Image by Wilfred Thesiger, published under CC BY-NC-ND 4.0 license from the Pitt Rivers Museum, University of Oxford. Accession number: 2004.130.38295.1
In autumn 2018, Safina Projects aims to recreate the tarada canoe made for British explorer Wilfred Thesiger in 1952, recognised as the finest recorded example of its type: a strikingly beautiful boat, distinguished by the crescent curve of its tall prow.
“Thesiger's Tarada” is firstly an art project: the tarada itself being a sculptural form, generating photographic artworks, and engaging with audiences through water-based "art actions" in both Iraq and the UK. It is also a significant opportunity for research, using art to reconnect archival, local, and archaeological strata of memory of Iraq's vernacular watercraft heritage.
In collaboration with ethnoarchaeologist Dr Abdulameer Al-Hamdani, and with the support of the Pitt Rivers Museum in Oxford (home of Thesiger's photographic archive), the project will examine the relationship between recent boats like Thesiger's tarada and ancient boats of comparable form, known from the archaeological record. Current and recent information about Iraq's marsh canoes - gathered through oral history work with today's marsh communities, as well as exploring Thesiger's archive - will be analysed together with available archaeological data on similar boats, aiming to shed new light on the development of a boat form and craft tradition that endured for millennia but is now endangered.

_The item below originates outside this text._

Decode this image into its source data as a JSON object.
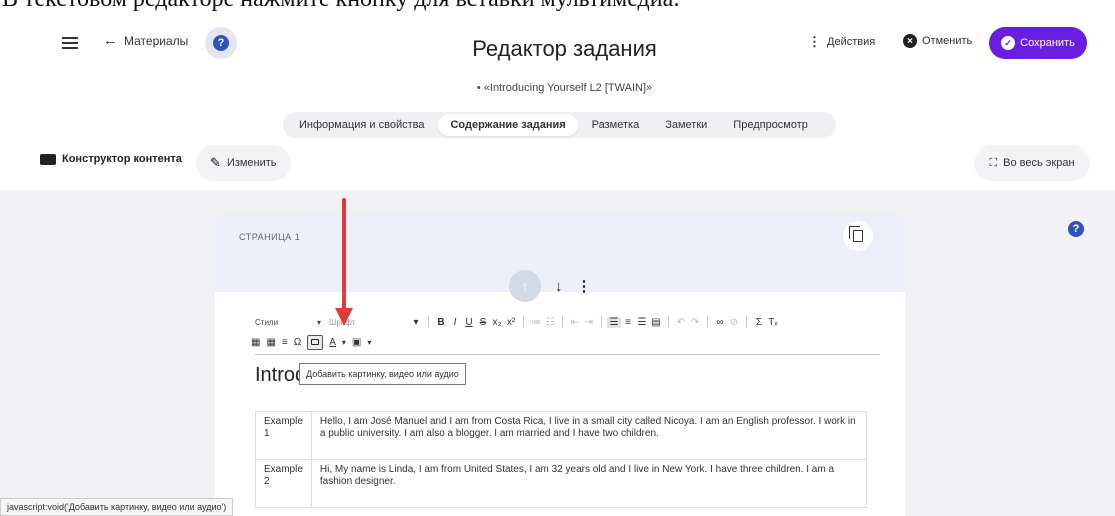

The making of Taradas - the canoes of Marsh Arab sheikhs - is extinct as a craft practice, having ceased during the Iran-Iraq war of the 1980s. However, during Rashad's recent visits to Iraq he found a handful of boat builders who make Meshoufs (wooden canoes) for work purposes. These craftspeople identified some of the older generation who previously built Taradas, including members of the family who built Thesiger's boat. There is now an opportunity to preserve their knowledge while some of that generation are still living. Importantly, we also seek ways to sustain these craft practices into the future, through developing new uses for traditional boats in the tourism, leisure, and sports sectors in Iraq.
Thesiger's Tarada is funded by a Research Grant Award from Nahrein Network, which aims to foster the sustainable development of antiquity, heritage and the humanities in post-conflict Iraq and its neighbours. Nahrein Network is based at University College London and supported by an AHRC Global Challenges Research Fund grant.
Listen to Nahrein Network's interview with Rashad Salim here.
Images by Wilfred Thesiger, published under CC BY-NC-ND 4.0 license from the Pitt Rivers Museum, University of Oxford. Top: Accession number 2004.130.16636.1. Bottom: Accession number 2004.130.16630.1